Cue my experiences with The Black/Land Project and Dupont Underground - two distinctly different, unrelated organizing efforts that share common thin threads of exploring place, space, origin stories and a vision for something new.

Recently I joined a group of organizers and cultural workers to learn about The Black/Land Project and Narrative Based-Organizing as a methodology. The Black/Land Project offers conversation about public policy and history that is relevant to anyone working with or within communities of color on justice issues. The method, "narrative-based organizing," is used to craft effective strategies towards justice and policy outcomes.  Black/Land's narrative focus on the stories of people of African Descent, is intentional--there is a wealth of language and analysis used by Black people to describe the current moment and it's policy and organizing implications. Thanks to technology, The Black/Land Project's Executive Director Mistinguette Smith guided us through an eye-opening webinar that forced me to interrogate my own relationship to land and place. This time those same feelings I experience during my walk to the train were met with theory, data and language that reflected back my experiences in a larger, cultural, connected context.

I couldn't resist asking a question about art's role as a catalyst for revitalization. There was a sense of knowing that when "Art" is brought to a particular neighborhood it is a marker of some sort.  A warning sign? For some. Change? For all.

Lumen8Anacostiais a great case study.  Lumen8Anacostia was a series of temporary creative spaces in the commercial corridor of Historic Anacostia this Spring. The festival boasted that, "the corridor will come alive with illuminated storefronts, landmarks and murals." Anacostia is a historic neighborhood in Washington, D.C.  and is the most famous neighborhood in the Southeast quadrant of the city. Household sizes and poverty levels are significantly higher in Anacostia compared to the rest of Washington, D.C. and unemployment is 50% higher than in the rest of the city.
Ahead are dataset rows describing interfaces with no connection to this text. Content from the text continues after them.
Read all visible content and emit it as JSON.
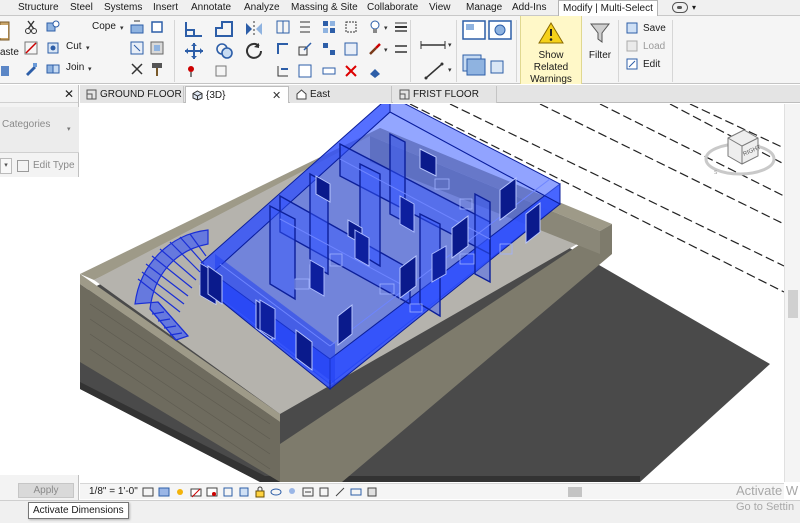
{
  "ribbon_tabs": [
    {
      "label": "Structure"
    },
    {
      "label": "Steel"
    },
    {
      "label": "Systems"
    },
    {
      "label": "Insert"
    },
    {
      "label": "Annotate"
    },
    {
      "label": "Analyze"
    },
    {
      "label": "Massing & Site"
    },
    {
      "label": "Collaborate"
    },
    {
      "label": "View"
    },
    {
      "label": "Manage"
    },
    {
      "label": "Add-Ins"
    },
    {
      "label": "Modify | Multi-Select",
      "active": true
    }
  ],
  "ribbon": {
    "paste_partial": "aste",
    "cope": "Cope",
    "cut": "Cut",
    "join": "Join",
    "show_related_warnings": "Show Related Warnings",
    "filter": "Filter",
    "save": "Save",
    "load": "Load",
    "edit": "Edit"
  },
  "properties": {
    "categories_placeholder": "Categories",
    "edit_type": "Edit Type",
    "apply": "Apply"
  },
  "view_tabs": [
    {
      "label": "GROUND FLOOR",
      "icon": "floor-plan-icon"
    },
    {
      "label": "{3D}",
      "icon": "3d-view-icon",
      "active": true
    },
    {
      "label": "East",
      "icon": "elevation-icon"
    },
    {
      "label": "FRIST FLOOR",
      "icon": "floor-plan-icon"
    }
  ],
  "view_control": {
    "scale": "1/8\" = 1'-0\""
  },
  "view_cube": {
    "face_label": "RIGHT"
  },
  "status": {
    "tooltip": "Activate Dimensions"
  },
  "watermark": {
    "line1": "Activate W",
    "line2": "Go to Settin"
  },
  "colors": {
    "selection_blue": "#2a4bff",
    "ground_dark": "#4a4a4a",
    "wall_gray": "#8a8a7a"
  }
}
Anacostia is also the battleground for countless conversations about gentrification and displacement. The name of the festival was telling; Lumen8, to illuminate, to bring light to a perceived dark place. I argue that Historic Anacostia had community long before the festival was brought to the neighborhood.

Going Underground

Three days after the Black/Land Project convening I found myself underground. Literally 20 feet below Dupont Circle on a Provisions Library Tour of Dupont Underground, a revitalization project of a massive abandoned vacant street-car tunnel. The purpose of the guided tour of the tunnel was to "launch discussions about the histories, presence, and secrets of the space -- its collapsed dreams and current potential". My half-baked fantasies of being a quirky cultural anthropologist rushed to the surface as soon as we entered the hot, moist, quiet tunnel. As some of People of Color (PoC) do when we're in large, crowded settings...I looked for the other colored people. No secret here. There were less than a handful of identifiable PoC's in the large crowd. I wanted to send a bat signal to The Black/Land Project participants so badly!

The Dupont Underground timeline is compelling: a streetcar system that began in 1862, and the last of the trains ran a hundred years later in 1962. Lots of politics and faux pas around the use of the space since then. Learn more here.

The tour guide was knowledgable and engaging. As I simmered with what I learned just a few days before I couldn't resist asking the guide about Provision's process of gathering stories.

Me: "How are stories being collected from people who used, weren't allowed to use or conducted the railcars?" Tour Guide: "That's a good question...Old narratives have been collected from the Washington Post but not many anecdotal stories from riders. We're focused on creating a new vision for the space."

As a lover of Visionary Organizing and the power in dreaming up new worlds (see: Grace Lee Boggs and her brilliant definition), I appreciate the goal of Dupont Underground but what does this project miss out on if  Narrative-Based Organizing doesn't inform the vision?

And, if you are wondering, yes during the tour there was talk of turning Dupont Underground into an arts space. Oh, and in 1968 there was talk of turning the tunnel into a play space for "at-risk" youth. Seriously.

Appendix: Some ideas and questions I jotted down from the tour...

  • Who was not on the tour that should have been?
  • Design a DC Public Schools curriculum that explores the history and possibilities of the space.
  • If we're going with art spaces...Art-o-matic 2013?